We will discuss CPNs in a different article, but suffice it to say you should stay far far away from them. It’s 100% illegal, but that’s not to say you would get prosecuted. There is more than a 0% chance of prosecuted. People are just trying to sell you a “fresh start” that doesn’t exist.
“Primary” is often confused with authorized user tradelines. Basically, people believe primary accounts are better than authorized users. However, you cannot buy primary line. Anyone that is suggesting they can sell you an aged primary tradeline is likely lying or misrepresenting what they are selling you.
Business tradelines are accounts that appear in a business report. There’s no such thing as authorized user accounts for businesses. There’s no such thing as business accounts which you can purchase the boost your paydex score.
Tradelines are important.
What are tradelines in terms of the importance of credit worthiness?
They play a significant role in scoring and directly influence reported history. These lines provide detailed information about an individual’s account holder, such as the loan amount, current balance, and monthly payments. They contribute to the credit mix, which affects the utilization ratio. The presence of positive lines can boost a score, while lines that represent a negative history can have adverse consequences.
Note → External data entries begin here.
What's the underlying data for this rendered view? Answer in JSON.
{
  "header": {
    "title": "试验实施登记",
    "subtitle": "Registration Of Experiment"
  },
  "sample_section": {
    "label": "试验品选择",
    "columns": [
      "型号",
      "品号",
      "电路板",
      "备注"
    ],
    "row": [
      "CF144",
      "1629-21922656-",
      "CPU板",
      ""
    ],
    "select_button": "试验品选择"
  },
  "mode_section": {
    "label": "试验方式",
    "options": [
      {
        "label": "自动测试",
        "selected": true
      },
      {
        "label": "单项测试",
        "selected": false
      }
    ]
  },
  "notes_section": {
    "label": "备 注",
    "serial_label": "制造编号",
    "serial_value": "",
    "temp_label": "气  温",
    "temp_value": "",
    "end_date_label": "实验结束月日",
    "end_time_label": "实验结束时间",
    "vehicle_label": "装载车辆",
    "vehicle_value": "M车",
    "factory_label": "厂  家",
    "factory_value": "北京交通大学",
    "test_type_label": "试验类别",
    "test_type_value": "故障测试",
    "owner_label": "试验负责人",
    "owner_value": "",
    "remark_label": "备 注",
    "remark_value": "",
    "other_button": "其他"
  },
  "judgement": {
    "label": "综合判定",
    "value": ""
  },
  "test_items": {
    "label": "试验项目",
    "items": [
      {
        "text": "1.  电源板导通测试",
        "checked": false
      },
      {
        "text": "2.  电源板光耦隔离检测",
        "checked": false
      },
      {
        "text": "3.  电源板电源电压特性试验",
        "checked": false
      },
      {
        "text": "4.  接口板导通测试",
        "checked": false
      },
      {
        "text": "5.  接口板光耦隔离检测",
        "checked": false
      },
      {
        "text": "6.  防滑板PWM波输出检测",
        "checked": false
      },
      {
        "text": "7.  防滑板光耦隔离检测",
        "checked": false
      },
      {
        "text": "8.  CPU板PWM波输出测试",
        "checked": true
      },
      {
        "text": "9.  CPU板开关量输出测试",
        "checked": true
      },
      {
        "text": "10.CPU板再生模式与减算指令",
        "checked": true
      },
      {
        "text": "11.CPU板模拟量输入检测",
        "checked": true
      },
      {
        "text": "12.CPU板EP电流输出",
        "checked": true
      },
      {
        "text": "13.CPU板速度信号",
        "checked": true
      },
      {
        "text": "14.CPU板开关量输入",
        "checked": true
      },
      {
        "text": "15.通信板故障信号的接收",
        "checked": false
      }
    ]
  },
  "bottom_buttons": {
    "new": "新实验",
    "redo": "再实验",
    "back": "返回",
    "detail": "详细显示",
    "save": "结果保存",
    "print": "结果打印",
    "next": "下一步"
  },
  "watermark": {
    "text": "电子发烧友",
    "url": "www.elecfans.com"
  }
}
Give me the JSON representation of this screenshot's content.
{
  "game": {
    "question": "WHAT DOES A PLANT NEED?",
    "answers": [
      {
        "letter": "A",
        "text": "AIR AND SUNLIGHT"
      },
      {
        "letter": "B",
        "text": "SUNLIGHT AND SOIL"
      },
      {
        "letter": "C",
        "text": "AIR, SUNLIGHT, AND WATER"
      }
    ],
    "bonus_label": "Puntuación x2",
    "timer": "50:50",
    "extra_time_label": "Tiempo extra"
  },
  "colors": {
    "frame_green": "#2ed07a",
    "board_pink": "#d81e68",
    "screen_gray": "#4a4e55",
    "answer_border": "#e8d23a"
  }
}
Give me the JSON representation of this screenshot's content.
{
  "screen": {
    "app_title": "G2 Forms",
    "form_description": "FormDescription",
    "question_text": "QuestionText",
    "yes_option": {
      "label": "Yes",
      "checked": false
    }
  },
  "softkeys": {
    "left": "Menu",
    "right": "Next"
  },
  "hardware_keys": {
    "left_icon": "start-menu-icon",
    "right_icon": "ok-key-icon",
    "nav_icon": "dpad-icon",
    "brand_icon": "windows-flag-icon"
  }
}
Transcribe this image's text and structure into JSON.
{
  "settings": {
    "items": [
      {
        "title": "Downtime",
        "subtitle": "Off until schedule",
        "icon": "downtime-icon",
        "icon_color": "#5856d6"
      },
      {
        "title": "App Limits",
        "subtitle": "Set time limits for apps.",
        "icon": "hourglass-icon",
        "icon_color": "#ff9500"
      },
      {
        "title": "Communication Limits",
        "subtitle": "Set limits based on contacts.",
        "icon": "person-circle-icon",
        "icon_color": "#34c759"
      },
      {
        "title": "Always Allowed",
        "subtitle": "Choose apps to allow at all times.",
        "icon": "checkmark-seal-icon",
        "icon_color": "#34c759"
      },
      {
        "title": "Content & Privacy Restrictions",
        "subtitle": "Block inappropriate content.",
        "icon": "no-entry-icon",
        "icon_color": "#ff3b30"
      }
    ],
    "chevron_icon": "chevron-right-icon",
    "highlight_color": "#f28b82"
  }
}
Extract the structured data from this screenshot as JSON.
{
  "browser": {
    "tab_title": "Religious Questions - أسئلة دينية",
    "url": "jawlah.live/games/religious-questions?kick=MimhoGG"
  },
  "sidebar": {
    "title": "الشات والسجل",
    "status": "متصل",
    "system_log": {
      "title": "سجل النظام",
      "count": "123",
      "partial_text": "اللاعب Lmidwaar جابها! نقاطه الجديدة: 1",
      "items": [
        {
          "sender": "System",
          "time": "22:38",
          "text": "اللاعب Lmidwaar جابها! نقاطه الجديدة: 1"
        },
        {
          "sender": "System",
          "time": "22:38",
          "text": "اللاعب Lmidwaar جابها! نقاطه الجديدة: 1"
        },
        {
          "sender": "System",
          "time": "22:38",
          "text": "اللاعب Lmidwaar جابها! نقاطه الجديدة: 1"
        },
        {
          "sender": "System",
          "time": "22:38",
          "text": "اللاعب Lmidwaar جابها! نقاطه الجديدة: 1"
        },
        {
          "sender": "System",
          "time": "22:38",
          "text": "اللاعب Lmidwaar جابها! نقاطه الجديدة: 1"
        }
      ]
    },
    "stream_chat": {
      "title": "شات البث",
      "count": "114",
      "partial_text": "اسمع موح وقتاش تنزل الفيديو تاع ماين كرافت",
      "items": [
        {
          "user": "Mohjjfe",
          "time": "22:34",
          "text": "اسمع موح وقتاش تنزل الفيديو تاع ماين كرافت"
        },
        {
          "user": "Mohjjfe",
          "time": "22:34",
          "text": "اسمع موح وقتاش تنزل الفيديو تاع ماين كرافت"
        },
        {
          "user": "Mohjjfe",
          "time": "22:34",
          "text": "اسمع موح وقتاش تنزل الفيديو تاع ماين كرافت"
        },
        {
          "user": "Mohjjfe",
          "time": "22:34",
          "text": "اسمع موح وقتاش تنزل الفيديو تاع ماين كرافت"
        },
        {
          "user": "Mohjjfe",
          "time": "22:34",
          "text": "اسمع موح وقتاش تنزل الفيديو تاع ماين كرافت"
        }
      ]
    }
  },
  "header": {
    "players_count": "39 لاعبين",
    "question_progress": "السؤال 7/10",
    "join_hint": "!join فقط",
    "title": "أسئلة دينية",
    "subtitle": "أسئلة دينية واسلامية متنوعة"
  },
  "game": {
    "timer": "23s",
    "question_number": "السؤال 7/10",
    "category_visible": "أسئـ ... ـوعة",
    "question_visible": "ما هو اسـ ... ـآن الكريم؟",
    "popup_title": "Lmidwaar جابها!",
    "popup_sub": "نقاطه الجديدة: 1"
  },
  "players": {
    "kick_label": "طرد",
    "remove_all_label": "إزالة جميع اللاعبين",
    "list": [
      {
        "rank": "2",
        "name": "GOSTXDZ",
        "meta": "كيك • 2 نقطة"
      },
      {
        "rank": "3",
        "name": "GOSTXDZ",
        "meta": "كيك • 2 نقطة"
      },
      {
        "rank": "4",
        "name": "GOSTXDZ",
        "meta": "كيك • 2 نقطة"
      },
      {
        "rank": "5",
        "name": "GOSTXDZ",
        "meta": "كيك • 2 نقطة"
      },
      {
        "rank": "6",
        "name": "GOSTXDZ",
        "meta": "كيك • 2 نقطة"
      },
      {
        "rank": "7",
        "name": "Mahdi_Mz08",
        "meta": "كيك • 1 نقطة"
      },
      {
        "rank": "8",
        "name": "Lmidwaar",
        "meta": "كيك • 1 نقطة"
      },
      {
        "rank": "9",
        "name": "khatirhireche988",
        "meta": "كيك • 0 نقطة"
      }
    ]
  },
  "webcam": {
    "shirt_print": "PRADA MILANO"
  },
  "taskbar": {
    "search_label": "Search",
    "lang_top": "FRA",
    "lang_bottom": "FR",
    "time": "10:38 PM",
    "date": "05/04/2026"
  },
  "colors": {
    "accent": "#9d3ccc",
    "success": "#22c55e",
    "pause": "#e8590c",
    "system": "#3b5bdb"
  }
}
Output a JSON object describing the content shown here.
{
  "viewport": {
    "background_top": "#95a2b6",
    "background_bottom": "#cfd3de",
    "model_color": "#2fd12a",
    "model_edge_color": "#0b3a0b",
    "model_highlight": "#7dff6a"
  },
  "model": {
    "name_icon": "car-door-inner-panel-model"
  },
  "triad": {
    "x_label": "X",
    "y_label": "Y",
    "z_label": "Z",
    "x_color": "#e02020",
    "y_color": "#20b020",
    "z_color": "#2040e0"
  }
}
The question “what are tradelines” turns about to be more important and instructive than first thought. They can be a powerful tool to boost your score and improve your financial standing. By adding positive and well-managed accounts to your report, you can demonstrate responsible repayment behavior and increase your creditworthiness in the eyes of lenders. However, it is important to remember that lines are not a quick fix or a guaranteed solution. Building and maintaining good credit requires a holistic approach, including responsible borrowing, timely payments, and regular report monitoring.